Some Good News

Those last few sentences may sound like the ravings of a lunatic naïve about the fundamentals of economics, but it is past time for Canadians who care about their environment to continue unquestioned acceptance of the mantra that we must sustain continued economic growth regardless of the type of economic activity relied upon.  We can build a vibrant economy that provides high-value jobs for Canadians, that protects and restores our environment, that adapts us for the climate change that is now upon us, that minimizes the exploitation of fossil fuels, and that shifts us aggressively to a carbon-free economy.  But we will not begin that journey if we continue to believe that exploiting all our natural resources as rapidly as possible is not only desirable, but necessary to our well-being.  It is past time to question the status quo.  And to remember that we live on a finite planet and must reduce our footprint.
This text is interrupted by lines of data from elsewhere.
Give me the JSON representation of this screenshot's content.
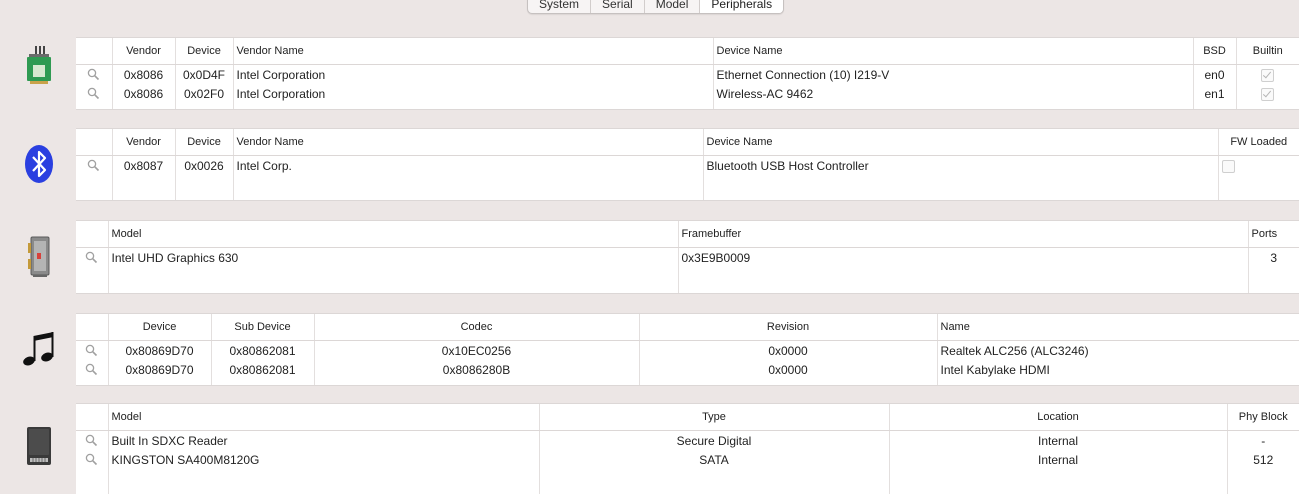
{
  "tabs": [
    "System",
    "Serial",
    "Model",
    "Peripherals"
  ],
  "active_tab": "Peripherals",
  "network": {
    "headers": [
      "Vendor",
      "Device",
      "Vendor Name",
      "Device Name",
      "BSD",
      "Builtin"
    ],
    "rows": [
      {
        "vendor": "0x8086",
        "device": "0x0D4F",
        "vendor_name": "Intel Corporation",
        "device_name": "Ethernet Connection (10) I219-V",
        "bsd": "en0",
        "builtin": true
      },
      {
        "vendor": "0x8086",
        "device": "0x02F0",
        "vendor_name": "Intel Corporation",
        "device_name": "Wireless-AC 9462",
        "bsd": "en1",
        "builtin": true
      }
    ]
  },
  "bluetooth": {
    "headers": [
      "Vendor",
      "Device",
      "Vendor Name",
      "Device Name",
      "FW Loaded"
    ],
    "rows": [
      {
        "vendor": "0x8087",
        "device": "0x0026",
        "vendor_name": "Intel Corp.",
        "device_name": "Bluetooth USB Host Controller",
        "fw_loaded": false
      }
    ]
  },
  "graphics": {
    "headers": [
      "Model",
      "Framebuffer",
      "Ports"
    ],
    "rows": [
      {
        "model": "Intel UHD Graphics 630",
        "framebuffer": "0x3E9B0009",
        "ports": "3"
      }
    ]
  },
  "audio": {
    "headers": [
      "Device",
      "Sub Device",
      "Codec",
      "Revision",
      "Name"
    ],
    "rows": [
      {
        "device": "0x80869D70",
        "sub_device": "0x80862081",
        "codec": "0x10EC0256",
        "revision": "0x0000",
        "name": "Realtek ALC256 (ALC3246)"
      },
      {
        "device": "0x80869D70",
        "sub_device": "0x80862081",
        "codec": "0x8086280B",
        "revision": "0x0000",
        "name": "Intel Kabylake HDMI"
      }
    ]
  },
  "storage": {
    "headers": [
      "Model",
      "Type",
      "Location",
      "Phy Block"
    ],
    "rows": [
      {
        "model": "Built In SDXC Reader",
        "type": "Secure Digital",
        "location": "Internal",
        "phy_block": "-"
      },
      {
        "model": "KINGSTON SA400M8120G",
        "type": "SATA",
        "location": "Internal",
        "phy_block": "512"
      }
    ]
  },
  "icons": {
    "network": "network-card-icon",
    "bluetooth": "bluetooth-icon",
    "graphics": "graphics-card-icon",
    "audio": "music-note-icon",
    "storage": "storage-drive-icon",
    "row": "magnifier-icon"
  },
  "colors": {
    "background": "#ece6e5",
    "panel": "#ffffff",
    "bluetooth": "#2a3fe0"
  }
}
Lest I got you all depressed, here are two pieces of good news to close with.  First, some communities within the US are starting to question the desirability of having tar sands oil flow through pipelines near them.  It may only be nimbyism, but it may be a case of putting their environment ahead of profits for the wealthy.  Second, the Ontario government has just announced an agreement to fund the Experimental Lakes Region, summarily cancelled by the Harper government a year ago, at $2 million per year, about the same level as in the past.  Again, this may be a case of crass political action prior to an election, or it may be a case of a government recognizing that supporting environmental science is a legitimate and necessary role during a time of substantial climate change.

Categories: Arctic, Canada's environmental policies, Climate change, Economics, In the News, Our Dying Planet, Politics, Tar Sands | Leave a comment